EXERCISE OBJECTIVE: List each line of the data that holds the word "area".

=-=-=

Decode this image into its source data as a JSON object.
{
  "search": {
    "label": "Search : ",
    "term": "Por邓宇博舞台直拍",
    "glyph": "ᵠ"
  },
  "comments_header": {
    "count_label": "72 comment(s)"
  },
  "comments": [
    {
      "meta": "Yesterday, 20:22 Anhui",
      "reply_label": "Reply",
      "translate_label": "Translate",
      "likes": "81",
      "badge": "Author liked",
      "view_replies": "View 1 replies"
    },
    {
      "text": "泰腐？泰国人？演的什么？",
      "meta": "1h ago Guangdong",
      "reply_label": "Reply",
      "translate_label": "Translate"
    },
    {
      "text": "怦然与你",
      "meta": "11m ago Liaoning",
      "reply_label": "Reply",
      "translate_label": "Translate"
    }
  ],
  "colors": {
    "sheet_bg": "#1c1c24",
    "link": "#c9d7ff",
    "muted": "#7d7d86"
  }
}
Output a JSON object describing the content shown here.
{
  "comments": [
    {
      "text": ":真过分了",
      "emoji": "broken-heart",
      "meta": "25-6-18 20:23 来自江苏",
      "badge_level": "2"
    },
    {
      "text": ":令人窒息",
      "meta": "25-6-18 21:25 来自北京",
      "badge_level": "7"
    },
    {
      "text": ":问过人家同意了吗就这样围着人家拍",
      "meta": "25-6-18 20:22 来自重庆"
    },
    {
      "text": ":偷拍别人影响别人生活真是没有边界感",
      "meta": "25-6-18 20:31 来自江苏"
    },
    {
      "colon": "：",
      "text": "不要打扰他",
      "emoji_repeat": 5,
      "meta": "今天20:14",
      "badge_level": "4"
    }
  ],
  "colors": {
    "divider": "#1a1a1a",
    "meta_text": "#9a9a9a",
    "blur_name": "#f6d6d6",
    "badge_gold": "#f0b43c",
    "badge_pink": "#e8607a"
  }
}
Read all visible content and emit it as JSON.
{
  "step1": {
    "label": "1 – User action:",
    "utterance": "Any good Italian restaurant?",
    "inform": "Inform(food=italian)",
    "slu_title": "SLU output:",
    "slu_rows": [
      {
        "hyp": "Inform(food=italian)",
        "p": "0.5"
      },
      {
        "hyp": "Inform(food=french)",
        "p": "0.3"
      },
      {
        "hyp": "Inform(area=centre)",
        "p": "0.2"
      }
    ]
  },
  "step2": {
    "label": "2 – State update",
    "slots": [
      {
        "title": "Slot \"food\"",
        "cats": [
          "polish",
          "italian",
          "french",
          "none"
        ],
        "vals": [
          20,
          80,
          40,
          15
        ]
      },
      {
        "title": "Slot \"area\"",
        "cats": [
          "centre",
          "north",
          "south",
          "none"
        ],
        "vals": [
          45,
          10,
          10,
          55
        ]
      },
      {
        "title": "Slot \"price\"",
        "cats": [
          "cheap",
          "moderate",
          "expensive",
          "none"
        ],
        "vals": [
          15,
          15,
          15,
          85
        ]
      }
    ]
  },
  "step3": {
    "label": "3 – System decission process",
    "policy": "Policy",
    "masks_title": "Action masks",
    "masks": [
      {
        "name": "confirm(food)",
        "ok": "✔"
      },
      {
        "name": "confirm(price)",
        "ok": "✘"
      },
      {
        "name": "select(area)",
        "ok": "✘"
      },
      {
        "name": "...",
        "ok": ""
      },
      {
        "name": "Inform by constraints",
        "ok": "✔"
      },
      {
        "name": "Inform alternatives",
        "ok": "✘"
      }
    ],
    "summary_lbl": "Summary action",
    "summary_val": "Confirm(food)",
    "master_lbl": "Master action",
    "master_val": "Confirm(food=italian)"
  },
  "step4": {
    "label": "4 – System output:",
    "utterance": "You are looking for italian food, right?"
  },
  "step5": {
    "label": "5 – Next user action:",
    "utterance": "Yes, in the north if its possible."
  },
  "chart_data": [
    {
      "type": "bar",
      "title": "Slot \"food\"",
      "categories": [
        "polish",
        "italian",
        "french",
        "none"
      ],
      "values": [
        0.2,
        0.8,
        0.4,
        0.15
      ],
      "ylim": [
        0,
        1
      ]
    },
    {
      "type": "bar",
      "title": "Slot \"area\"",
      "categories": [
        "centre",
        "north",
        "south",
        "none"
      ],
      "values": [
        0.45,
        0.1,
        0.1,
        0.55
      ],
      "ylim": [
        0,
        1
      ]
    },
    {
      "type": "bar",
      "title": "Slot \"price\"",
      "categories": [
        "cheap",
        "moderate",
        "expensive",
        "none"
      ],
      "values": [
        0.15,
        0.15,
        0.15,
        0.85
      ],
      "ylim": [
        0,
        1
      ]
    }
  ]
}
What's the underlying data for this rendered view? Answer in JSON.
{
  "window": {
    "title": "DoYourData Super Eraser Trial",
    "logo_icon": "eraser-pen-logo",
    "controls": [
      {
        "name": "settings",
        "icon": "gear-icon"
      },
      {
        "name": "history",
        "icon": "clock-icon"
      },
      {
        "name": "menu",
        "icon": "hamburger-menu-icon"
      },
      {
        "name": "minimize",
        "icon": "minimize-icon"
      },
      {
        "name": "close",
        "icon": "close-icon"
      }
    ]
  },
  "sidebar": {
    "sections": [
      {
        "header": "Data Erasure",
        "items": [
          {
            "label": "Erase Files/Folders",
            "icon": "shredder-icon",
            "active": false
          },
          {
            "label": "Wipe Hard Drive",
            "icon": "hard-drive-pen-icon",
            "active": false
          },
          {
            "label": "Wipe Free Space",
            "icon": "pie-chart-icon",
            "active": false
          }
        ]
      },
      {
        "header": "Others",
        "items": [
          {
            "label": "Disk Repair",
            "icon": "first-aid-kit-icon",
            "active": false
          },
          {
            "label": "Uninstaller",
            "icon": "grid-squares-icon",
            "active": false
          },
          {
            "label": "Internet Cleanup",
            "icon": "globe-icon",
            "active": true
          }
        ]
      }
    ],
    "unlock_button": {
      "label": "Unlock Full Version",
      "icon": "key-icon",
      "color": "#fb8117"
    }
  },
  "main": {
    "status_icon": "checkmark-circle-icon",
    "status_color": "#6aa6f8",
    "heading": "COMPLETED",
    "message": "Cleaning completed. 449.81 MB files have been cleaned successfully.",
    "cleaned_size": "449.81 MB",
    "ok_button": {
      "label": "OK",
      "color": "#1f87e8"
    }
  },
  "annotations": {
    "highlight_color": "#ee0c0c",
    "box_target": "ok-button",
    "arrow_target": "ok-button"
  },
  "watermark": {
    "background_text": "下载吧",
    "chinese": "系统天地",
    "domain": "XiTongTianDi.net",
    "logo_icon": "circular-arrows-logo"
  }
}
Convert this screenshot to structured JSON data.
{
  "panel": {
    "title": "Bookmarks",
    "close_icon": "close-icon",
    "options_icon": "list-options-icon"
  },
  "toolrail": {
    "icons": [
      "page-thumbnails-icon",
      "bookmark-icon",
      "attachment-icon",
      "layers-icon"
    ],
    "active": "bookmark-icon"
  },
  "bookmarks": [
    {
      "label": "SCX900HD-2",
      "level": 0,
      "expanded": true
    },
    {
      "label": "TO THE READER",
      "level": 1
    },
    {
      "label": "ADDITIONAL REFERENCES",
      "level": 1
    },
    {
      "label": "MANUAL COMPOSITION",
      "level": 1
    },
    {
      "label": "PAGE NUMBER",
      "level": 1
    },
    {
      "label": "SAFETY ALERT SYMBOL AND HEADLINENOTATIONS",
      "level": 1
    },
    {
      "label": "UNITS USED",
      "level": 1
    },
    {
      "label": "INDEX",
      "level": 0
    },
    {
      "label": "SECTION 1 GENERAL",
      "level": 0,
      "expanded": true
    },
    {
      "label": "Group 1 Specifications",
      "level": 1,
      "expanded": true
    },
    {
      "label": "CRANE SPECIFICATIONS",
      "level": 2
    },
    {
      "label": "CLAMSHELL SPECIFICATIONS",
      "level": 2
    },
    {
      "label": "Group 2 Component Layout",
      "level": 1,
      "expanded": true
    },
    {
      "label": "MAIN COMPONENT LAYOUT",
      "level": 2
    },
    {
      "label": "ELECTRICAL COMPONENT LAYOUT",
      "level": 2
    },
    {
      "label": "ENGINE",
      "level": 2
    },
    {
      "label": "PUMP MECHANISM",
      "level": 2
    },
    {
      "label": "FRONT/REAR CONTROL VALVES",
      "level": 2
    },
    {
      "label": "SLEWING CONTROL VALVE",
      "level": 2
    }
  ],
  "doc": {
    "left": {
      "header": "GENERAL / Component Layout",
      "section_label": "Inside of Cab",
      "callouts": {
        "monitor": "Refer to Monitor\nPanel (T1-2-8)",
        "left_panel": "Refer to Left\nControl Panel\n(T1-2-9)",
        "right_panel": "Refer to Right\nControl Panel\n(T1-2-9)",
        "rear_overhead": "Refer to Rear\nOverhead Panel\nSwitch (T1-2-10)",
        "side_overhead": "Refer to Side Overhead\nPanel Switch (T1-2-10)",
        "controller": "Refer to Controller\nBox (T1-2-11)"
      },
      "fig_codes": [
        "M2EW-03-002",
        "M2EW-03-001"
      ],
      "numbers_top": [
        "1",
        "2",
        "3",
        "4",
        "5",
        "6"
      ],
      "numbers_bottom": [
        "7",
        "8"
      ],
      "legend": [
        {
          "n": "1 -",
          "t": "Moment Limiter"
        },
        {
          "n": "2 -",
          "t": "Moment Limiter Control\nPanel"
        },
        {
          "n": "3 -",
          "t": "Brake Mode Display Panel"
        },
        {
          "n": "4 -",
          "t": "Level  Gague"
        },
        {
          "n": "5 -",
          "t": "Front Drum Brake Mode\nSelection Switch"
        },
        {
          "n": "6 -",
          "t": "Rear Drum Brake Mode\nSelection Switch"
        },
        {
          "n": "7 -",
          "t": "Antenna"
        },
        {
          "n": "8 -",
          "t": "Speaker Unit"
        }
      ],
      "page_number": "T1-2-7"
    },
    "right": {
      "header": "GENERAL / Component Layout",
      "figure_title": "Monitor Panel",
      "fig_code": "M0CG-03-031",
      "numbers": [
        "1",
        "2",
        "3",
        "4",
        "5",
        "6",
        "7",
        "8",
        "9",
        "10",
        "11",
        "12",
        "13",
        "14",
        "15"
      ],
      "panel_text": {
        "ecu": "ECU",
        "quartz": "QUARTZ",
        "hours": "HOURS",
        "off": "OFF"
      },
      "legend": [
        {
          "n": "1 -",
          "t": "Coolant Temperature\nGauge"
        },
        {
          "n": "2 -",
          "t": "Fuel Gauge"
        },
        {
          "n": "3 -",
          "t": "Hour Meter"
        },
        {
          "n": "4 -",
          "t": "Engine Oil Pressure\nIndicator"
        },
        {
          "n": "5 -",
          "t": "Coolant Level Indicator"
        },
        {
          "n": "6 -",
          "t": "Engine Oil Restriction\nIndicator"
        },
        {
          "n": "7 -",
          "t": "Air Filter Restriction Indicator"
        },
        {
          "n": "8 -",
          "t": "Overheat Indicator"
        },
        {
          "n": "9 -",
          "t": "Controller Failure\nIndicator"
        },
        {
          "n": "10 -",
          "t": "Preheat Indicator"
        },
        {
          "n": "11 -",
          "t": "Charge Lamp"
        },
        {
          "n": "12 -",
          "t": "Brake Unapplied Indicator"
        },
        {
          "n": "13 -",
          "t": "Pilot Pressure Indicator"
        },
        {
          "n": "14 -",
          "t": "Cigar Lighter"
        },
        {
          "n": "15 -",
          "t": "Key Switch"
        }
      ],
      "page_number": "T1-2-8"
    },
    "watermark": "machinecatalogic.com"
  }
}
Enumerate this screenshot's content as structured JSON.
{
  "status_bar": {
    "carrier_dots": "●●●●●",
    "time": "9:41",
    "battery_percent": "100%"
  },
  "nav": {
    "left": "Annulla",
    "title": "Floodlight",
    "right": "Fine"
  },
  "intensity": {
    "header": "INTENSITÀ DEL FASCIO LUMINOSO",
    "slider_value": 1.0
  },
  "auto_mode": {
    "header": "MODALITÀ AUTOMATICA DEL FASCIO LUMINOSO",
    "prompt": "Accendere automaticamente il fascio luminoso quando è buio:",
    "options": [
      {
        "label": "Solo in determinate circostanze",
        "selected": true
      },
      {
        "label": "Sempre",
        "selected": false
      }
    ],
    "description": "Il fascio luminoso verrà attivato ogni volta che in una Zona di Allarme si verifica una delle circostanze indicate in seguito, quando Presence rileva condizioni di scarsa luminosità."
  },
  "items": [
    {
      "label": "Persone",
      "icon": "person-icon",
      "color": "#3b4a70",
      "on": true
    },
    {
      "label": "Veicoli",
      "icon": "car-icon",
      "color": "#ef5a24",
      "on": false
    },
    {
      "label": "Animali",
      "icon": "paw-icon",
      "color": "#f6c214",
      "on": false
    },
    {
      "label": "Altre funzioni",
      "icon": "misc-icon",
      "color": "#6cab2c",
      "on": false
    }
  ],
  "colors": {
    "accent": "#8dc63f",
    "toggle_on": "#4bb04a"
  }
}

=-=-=

FINAL ANSWER:
        "hyp": "Inform(area=centre)",
        "title": "Slot \"area\"",
        "name": "select(area)",
      "title": "Slot \"area\"",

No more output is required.